**INFORMATION SUPPLIED**
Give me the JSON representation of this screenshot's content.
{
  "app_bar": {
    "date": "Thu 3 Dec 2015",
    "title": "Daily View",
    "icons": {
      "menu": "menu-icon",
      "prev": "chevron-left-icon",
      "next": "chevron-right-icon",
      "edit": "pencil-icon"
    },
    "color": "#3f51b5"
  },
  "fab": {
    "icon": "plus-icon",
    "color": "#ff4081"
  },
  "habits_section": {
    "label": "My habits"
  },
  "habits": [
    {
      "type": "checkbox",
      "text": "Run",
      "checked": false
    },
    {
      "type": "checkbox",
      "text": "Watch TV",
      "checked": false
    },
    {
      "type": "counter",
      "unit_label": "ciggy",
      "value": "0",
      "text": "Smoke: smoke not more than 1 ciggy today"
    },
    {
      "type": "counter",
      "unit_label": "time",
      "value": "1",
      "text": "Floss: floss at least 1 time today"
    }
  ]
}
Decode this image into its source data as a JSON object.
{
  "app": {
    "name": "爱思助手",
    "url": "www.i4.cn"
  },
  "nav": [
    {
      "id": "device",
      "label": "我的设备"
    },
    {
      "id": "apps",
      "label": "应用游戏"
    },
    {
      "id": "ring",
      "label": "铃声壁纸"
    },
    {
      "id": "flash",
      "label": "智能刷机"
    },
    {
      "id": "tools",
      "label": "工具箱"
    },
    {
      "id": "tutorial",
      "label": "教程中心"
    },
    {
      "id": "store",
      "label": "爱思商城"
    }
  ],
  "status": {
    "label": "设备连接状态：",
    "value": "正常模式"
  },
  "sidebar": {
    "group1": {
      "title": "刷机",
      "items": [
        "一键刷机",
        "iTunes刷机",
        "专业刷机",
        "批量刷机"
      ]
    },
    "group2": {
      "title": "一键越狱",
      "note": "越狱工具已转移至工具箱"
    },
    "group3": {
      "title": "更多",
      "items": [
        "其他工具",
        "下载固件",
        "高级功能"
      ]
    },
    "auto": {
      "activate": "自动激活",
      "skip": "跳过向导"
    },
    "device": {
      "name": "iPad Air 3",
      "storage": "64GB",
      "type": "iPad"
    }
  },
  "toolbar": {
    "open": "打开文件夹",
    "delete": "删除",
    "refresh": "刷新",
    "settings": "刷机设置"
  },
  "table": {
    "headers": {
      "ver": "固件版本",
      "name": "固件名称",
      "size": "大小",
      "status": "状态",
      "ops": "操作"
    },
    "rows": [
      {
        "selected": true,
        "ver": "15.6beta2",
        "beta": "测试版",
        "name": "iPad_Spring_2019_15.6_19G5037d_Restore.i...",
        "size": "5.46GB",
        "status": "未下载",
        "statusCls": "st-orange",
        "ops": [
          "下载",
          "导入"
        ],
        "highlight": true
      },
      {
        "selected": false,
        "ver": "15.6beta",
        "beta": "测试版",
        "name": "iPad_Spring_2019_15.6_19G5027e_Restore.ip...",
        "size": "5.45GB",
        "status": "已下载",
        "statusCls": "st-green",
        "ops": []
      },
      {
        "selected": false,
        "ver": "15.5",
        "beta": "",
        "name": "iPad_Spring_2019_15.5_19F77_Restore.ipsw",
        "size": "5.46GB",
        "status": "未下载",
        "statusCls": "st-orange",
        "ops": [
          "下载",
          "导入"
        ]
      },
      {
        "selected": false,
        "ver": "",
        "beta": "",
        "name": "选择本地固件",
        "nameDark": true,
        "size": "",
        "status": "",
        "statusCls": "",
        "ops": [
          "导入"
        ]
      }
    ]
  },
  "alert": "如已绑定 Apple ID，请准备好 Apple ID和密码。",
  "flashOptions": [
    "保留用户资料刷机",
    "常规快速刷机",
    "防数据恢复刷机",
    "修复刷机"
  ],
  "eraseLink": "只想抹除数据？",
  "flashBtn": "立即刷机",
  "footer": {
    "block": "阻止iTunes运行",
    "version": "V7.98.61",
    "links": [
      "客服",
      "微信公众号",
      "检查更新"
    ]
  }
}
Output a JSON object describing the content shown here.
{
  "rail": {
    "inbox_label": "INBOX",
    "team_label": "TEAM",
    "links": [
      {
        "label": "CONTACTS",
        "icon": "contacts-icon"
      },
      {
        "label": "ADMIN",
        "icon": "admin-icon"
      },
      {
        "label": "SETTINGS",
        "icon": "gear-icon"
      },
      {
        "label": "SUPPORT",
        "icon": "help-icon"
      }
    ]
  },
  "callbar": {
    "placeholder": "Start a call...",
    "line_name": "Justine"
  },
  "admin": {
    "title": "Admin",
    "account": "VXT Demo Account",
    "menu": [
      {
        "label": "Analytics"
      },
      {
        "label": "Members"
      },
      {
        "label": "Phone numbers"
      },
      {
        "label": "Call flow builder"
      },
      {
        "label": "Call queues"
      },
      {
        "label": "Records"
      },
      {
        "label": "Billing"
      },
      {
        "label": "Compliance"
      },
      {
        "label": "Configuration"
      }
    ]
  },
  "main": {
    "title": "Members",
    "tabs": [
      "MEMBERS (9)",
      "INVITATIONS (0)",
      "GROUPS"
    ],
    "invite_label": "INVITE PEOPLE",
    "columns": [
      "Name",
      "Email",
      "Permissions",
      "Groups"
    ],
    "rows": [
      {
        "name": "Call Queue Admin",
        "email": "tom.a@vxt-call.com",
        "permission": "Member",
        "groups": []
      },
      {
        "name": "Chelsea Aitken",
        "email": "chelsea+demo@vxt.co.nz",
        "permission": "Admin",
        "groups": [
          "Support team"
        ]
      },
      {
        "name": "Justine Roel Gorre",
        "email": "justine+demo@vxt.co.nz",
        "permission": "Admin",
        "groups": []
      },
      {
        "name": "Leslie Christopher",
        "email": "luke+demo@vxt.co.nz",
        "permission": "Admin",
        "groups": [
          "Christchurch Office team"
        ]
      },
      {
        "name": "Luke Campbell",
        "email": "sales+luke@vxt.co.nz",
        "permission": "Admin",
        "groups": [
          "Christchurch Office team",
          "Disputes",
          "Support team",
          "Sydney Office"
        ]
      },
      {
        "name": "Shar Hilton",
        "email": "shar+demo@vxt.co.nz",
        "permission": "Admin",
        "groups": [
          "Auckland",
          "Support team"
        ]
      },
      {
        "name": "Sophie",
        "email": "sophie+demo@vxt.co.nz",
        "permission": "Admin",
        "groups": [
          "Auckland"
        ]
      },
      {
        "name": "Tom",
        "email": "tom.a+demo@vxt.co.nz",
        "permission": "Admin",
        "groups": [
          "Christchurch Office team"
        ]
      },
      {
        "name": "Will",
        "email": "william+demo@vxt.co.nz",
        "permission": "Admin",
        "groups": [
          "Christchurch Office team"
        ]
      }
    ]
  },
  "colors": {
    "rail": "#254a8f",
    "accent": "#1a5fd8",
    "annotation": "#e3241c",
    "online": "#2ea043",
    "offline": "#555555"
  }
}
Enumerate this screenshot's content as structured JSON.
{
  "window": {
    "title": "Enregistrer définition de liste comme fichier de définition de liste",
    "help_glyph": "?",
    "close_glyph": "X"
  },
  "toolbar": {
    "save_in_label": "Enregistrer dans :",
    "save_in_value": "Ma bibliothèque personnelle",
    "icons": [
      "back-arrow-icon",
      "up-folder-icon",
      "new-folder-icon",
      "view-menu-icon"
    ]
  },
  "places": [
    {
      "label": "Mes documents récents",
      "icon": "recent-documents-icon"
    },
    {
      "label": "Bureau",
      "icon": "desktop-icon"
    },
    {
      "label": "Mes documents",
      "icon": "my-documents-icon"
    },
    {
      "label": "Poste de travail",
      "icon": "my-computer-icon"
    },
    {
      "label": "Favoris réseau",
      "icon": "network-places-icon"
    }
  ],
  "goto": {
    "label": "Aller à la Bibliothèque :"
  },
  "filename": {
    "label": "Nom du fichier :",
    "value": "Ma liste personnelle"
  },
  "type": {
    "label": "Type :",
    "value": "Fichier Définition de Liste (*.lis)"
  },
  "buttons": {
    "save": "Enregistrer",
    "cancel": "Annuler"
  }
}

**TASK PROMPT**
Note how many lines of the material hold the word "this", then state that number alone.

**FINISHED EXERCISE**
3